Stretching too much before lifting weights
While many fitness pros advocate for static stretching to increase your flexibility, too much of anything is never a good thing.
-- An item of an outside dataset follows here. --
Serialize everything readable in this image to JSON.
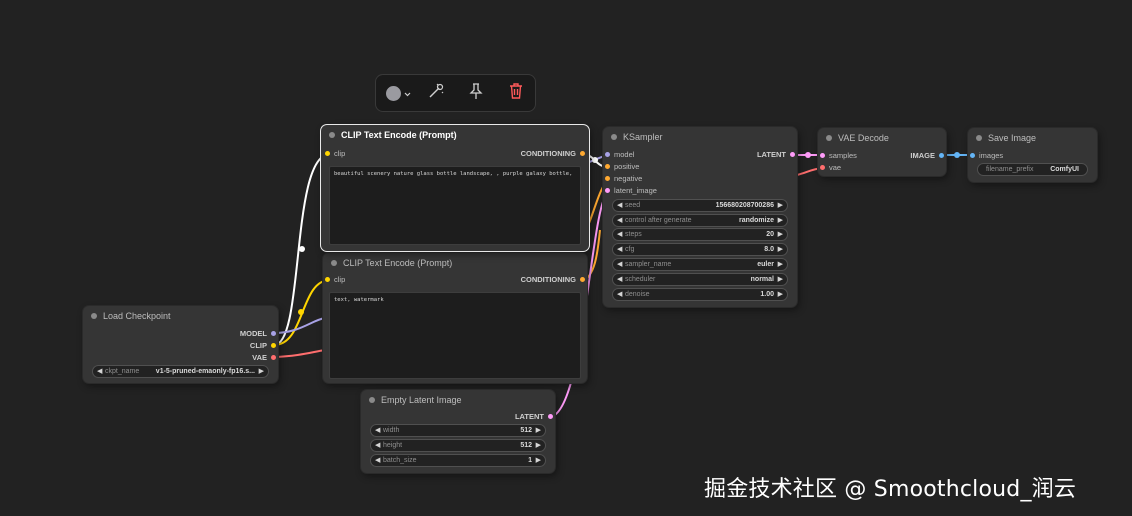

Over-stretching before strength training can temporarily reduce your muscle strength, along with stability in your joints, potentially resulting in injury, Read says. "Dynamic stretching is generally recommended to prepare for activity," he adds.
Not giving certain muscle groups TLC
Just as much as you can over-train a muscle group, you can also under-train it. "Everyone knows about the risks of over-training, but under-training can be just as harmful," explains Read. "Neglecting to train the back and core adequately, for instance, while focusing on more visible muscle groups like the chest and arms, can lead to a weak foundation, poor posture, and chronic back pain."
Ignoring grip strength
When it comes to workout goals, grip strength likely isn't at the top of your mind—but ignoring it altogether can result in a few pitfalls. "Grip strength is often an afterthought in workouts, but over time, a weak grip can limit your ability to perform key exercises, leading to diminished results and an increased risk of accidents or dropping weights," Read tells us.
Misusing weight belts
If you typically utilize a weight belt in your workouts, beware of misuse. "Weight belts are commonly used to support the lower back during heavy lifts, but relying on them too much can lead to weakened core muscles," says Read. "This can paradoxically increase the risk of lower back injuries over time, as the body becomes accustomed to the artificial support."
Not washing your sheets for a week.
Many of us are guilty of letting our bed sheets extend a bit beyond a week before tossing them in the wash. However, not washing them for an entire week—and beyond—can seriously harm your body and overall health.
According to research performed by Amerisleep, one-week-old pillowcases contained 3M colony-forming units (CFUs) per square inch—17,442 times the amount of bacteria you would find on a toilet seat! Pillowcases that went two weeks without a wash jumped up to harboring 5.98M CFUs. When it came to bed sheets, those that weren't washed for a week contained 5M CFUs—24,631 times the amount of bacteria you would find on a bathroom door knob.
Not washing your sheets for a full week, week after week, can lead to a vicious cycle of hurting your health and wellness. The research also pointed out that one of the types of bacteria you could find on your bed is called "gram-negative rods," which can result in antibiotic resistance.